— THE TASK —
Filter the material below down to the lines containing the word "title".

— INPUT —
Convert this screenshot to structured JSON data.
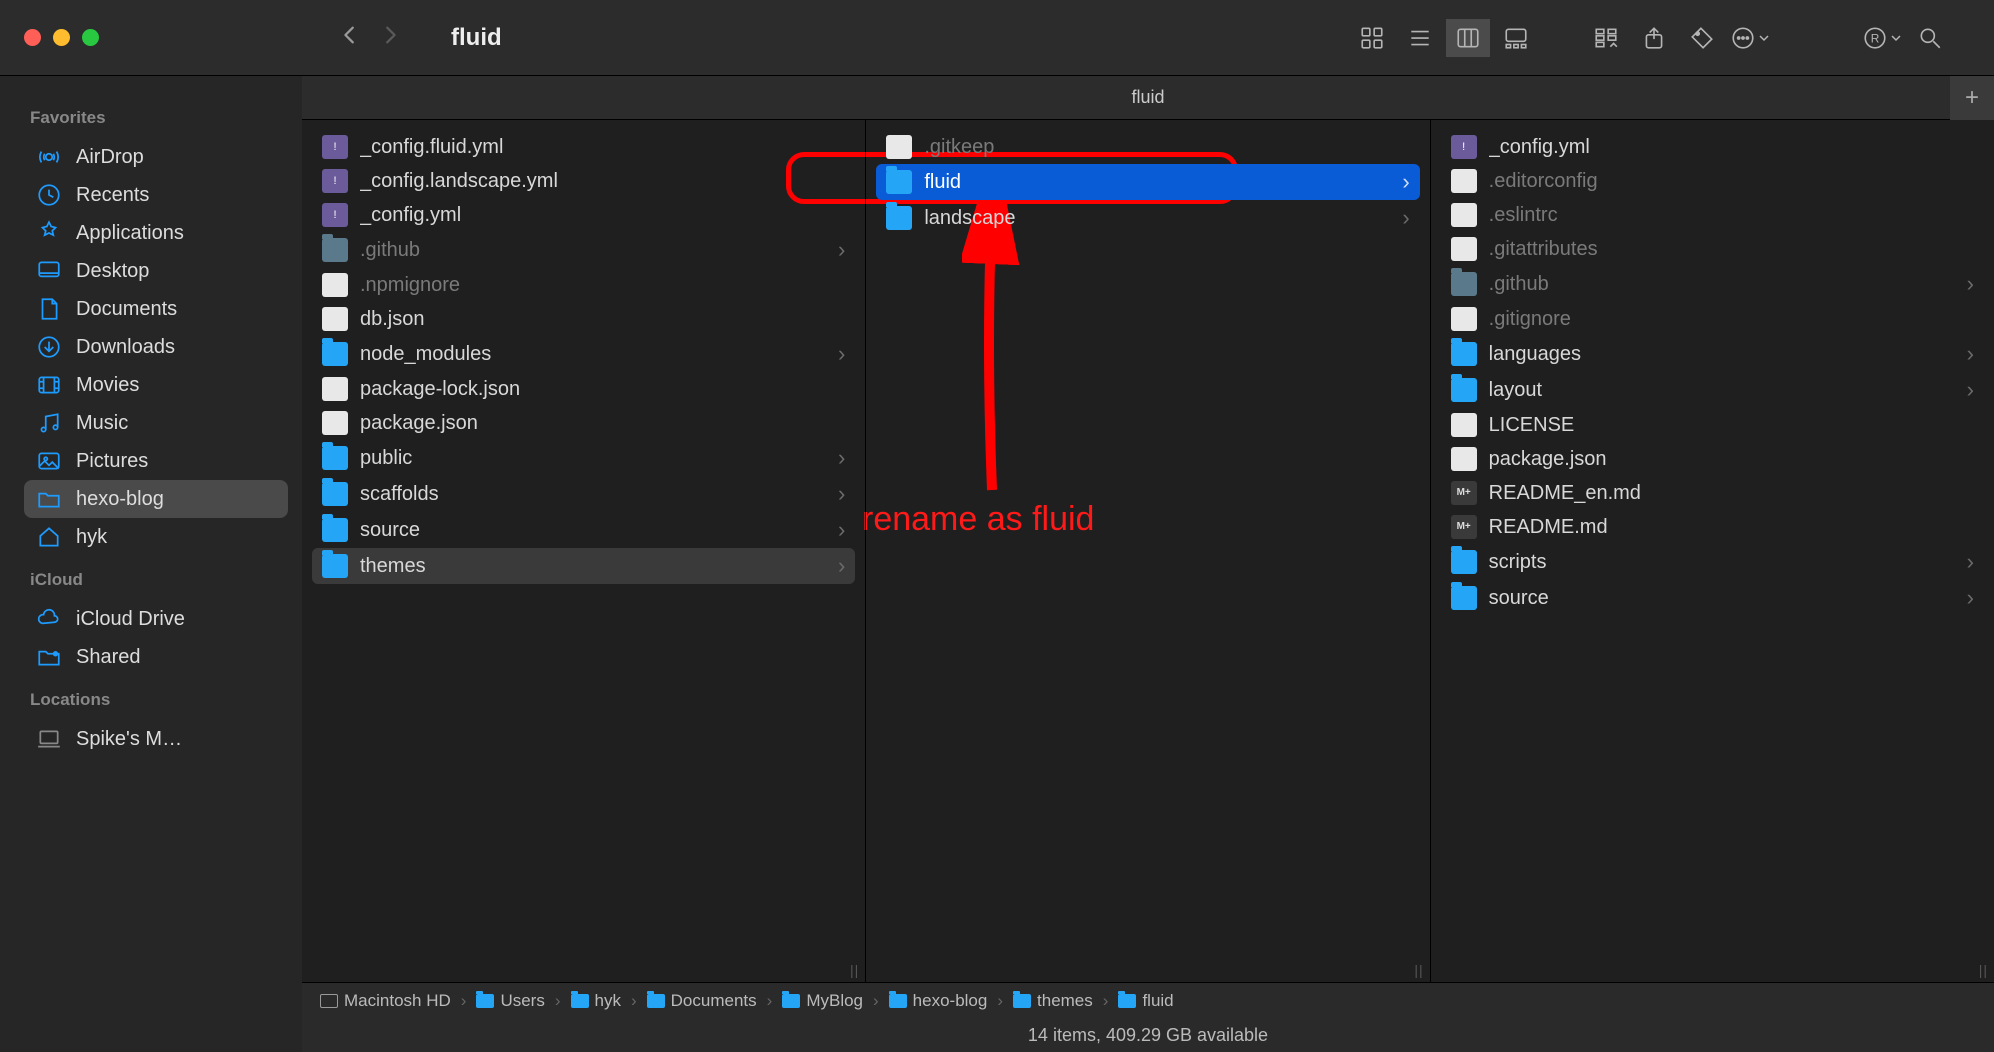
{
  "window": {
    "title": "fluid",
    "tab": "fluid"
  },
  "sidebar": {
    "sections": [
      {
        "title": "Favorites",
        "items": [
          {
            "label": "AirDrop",
            "icon": "airdrop"
          },
          {
            "label": "Recents",
            "icon": "clock"
          },
          {
            "label": "Applications",
            "icon": "apps"
          },
          {
            "label": "Desktop",
            "icon": "desktop"
          },
          {
            "label": "Documents",
            "icon": "doc"
          },
          {
            "label": "Downloads",
            "icon": "download"
          },
          {
            "label": "Movies",
            "icon": "movie"
          },
          {
            "label": "Music",
            "icon": "music"
          },
          {
            "label": "Pictures",
            "icon": "picture"
          },
          {
            "label": "hexo-blog",
            "icon": "folder",
            "selected": true
          },
          {
            "label": "hyk",
            "icon": "home"
          }
        ]
      },
      {
        "title": "iCloud",
        "items": [
          {
            "label": "iCloud Drive",
            "icon": "cloud"
          },
          {
            "label": "Shared",
            "icon": "shared"
          }
        ]
      },
      {
        "title": "Locations",
        "items": [
          {
            "label": "Spike's M…",
            "icon": "laptop",
            "muted": true
          }
        ]
      }
    ]
  },
  "columns": [
    {
      "items": [
        {
          "label": "_config.fluid.yml",
          "type": "file-purple"
        },
        {
          "label": "_config.landscape.yml",
          "type": "file-purple"
        },
        {
          "label": "_config.yml",
          "type": "file-purple"
        },
        {
          "label": ".github",
          "type": "folder-dim",
          "dim": true,
          "chev": true
        },
        {
          "label": ".npmignore",
          "type": "file-white",
          "dim": true
        },
        {
          "label": "db.json",
          "type": "file-white"
        },
        {
          "label": "node_modules",
          "type": "folder",
          "chev": true
        },
        {
          "label": "package-lock.json",
          "type": "file-white"
        },
        {
          "label": "package.json",
          "type": "file-white"
        },
        {
          "label": "public",
          "type": "folder",
          "chev": true
        },
        {
          "label": "scaffolds",
          "type": "folder",
          "chev": true
        },
        {
          "label": "source",
          "type": "folder",
          "chev": true
        },
        {
          "label": "themes",
          "type": "folder",
          "chev": true,
          "colsel": true
        }
      ]
    },
    {
      "items": [
        {
          "label": ".gitkeep",
          "type": "file-white",
          "dim": true
        },
        {
          "label": "fluid",
          "type": "folder",
          "chev": true,
          "selected": true
        },
        {
          "label": "landscape",
          "type": "folder",
          "chev": true
        }
      ]
    },
    {
      "items": [
        {
          "label": "_config.yml",
          "type": "file-purple"
        },
        {
          "label": ".editorconfig",
          "type": "file-white",
          "dim": true
        },
        {
          "label": ".eslintrc",
          "type": "file-white",
          "dim": true
        },
        {
          "label": ".gitattributes",
          "type": "file-white",
          "dim": true
        },
        {
          "label": ".github",
          "type": "folder-dim",
          "dim": true,
          "chev": true
        },
        {
          "label": ".gitignore",
          "type": "file-white",
          "dim": true
        },
        {
          "label": "languages",
          "type": "folder",
          "chev": true
        },
        {
          "label": "layout",
          "type": "folder",
          "chev": true
        },
        {
          "label": "LICENSE",
          "type": "file-white"
        },
        {
          "label": "package.json",
          "type": "file-white"
        },
        {
          "label": "README_en.md",
          "type": "file-md",
          "badge": "M+"
        },
        {
          "label": "README.md",
          "type": "file-md",
          "badge": "M+"
        },
        {
          "label": "scripts",
          "type": "folder",
          "chev": true
        },
        {
          "label": "source",
          "type": "folder",
          "chev": true
        }
      ]
    }
  ],
  "annotation": {
    "text": "rename as fluid"
  },
  "path": [
    "Macintosh HD",
    "Users",
    "hyk",
    "Documents",
    "MyBlog",
    "hexo-blog",
    "themes",
    "fluid"
  ],
  "status": "14 items, 409.29 GB available"
}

— REPLY TO THE EXERCISE —
    "title": "fluid",
        "title": "Favorites",
        "title": "iCloud",
        "title": "Locations",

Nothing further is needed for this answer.